EXTRACTED RECORDS section start

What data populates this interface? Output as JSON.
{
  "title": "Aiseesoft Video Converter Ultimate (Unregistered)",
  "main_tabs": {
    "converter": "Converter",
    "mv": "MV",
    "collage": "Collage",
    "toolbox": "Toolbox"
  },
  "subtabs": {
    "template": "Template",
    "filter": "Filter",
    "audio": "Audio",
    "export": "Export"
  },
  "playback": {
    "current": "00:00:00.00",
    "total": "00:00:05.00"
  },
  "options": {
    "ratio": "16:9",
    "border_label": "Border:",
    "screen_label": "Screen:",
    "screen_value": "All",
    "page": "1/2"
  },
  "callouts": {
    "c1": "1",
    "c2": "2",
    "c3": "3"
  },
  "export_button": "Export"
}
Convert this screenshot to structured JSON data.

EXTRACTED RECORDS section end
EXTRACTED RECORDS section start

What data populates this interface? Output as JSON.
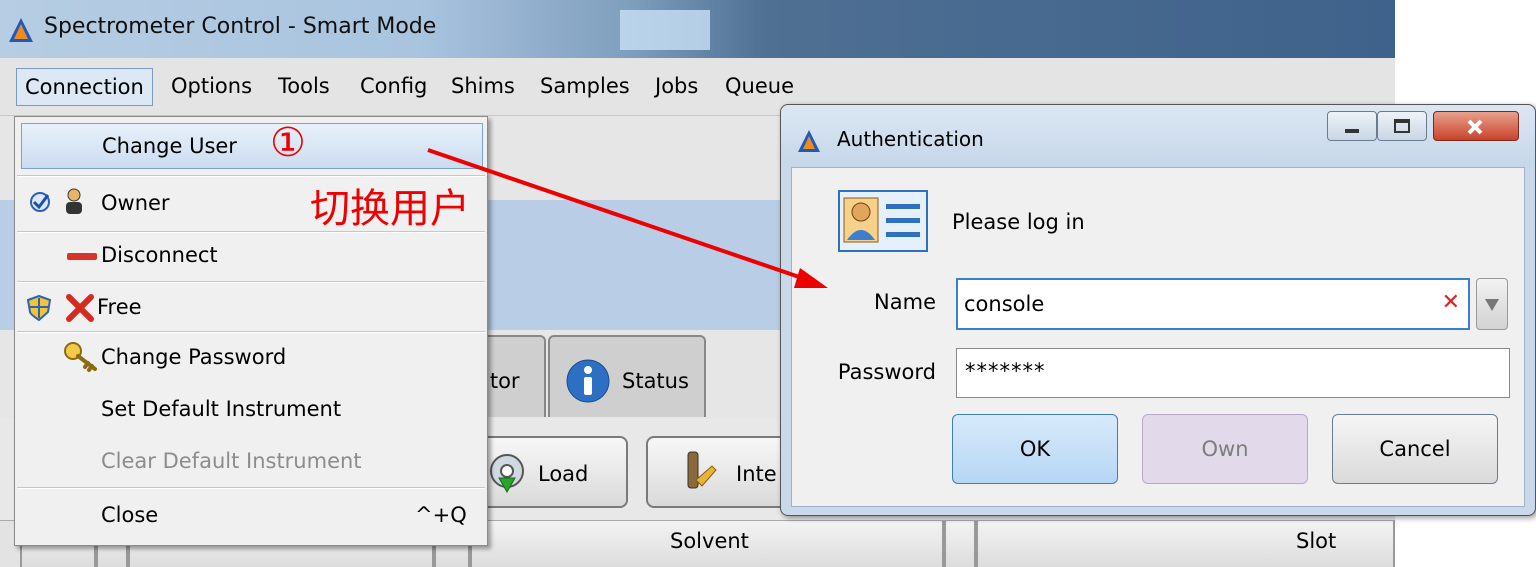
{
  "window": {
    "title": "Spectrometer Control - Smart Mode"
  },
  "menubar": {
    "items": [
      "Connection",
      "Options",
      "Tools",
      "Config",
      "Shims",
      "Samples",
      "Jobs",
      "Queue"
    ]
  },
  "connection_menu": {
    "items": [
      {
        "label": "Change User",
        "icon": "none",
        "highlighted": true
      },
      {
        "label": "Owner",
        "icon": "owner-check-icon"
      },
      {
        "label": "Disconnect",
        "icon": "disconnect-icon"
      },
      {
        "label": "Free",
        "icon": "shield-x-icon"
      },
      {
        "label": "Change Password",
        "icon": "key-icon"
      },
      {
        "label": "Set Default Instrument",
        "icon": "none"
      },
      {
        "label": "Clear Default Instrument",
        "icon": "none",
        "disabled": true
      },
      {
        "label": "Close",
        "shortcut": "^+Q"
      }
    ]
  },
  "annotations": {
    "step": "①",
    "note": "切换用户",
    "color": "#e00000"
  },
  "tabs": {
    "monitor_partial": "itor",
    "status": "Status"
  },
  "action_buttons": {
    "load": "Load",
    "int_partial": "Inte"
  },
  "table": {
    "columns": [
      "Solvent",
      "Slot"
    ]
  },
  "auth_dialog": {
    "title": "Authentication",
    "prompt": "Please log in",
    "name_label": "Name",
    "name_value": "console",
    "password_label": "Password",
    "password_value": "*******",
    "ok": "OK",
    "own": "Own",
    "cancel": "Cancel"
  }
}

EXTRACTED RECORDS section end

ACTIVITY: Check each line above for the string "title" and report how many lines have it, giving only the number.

EXERCISE RESULT: 3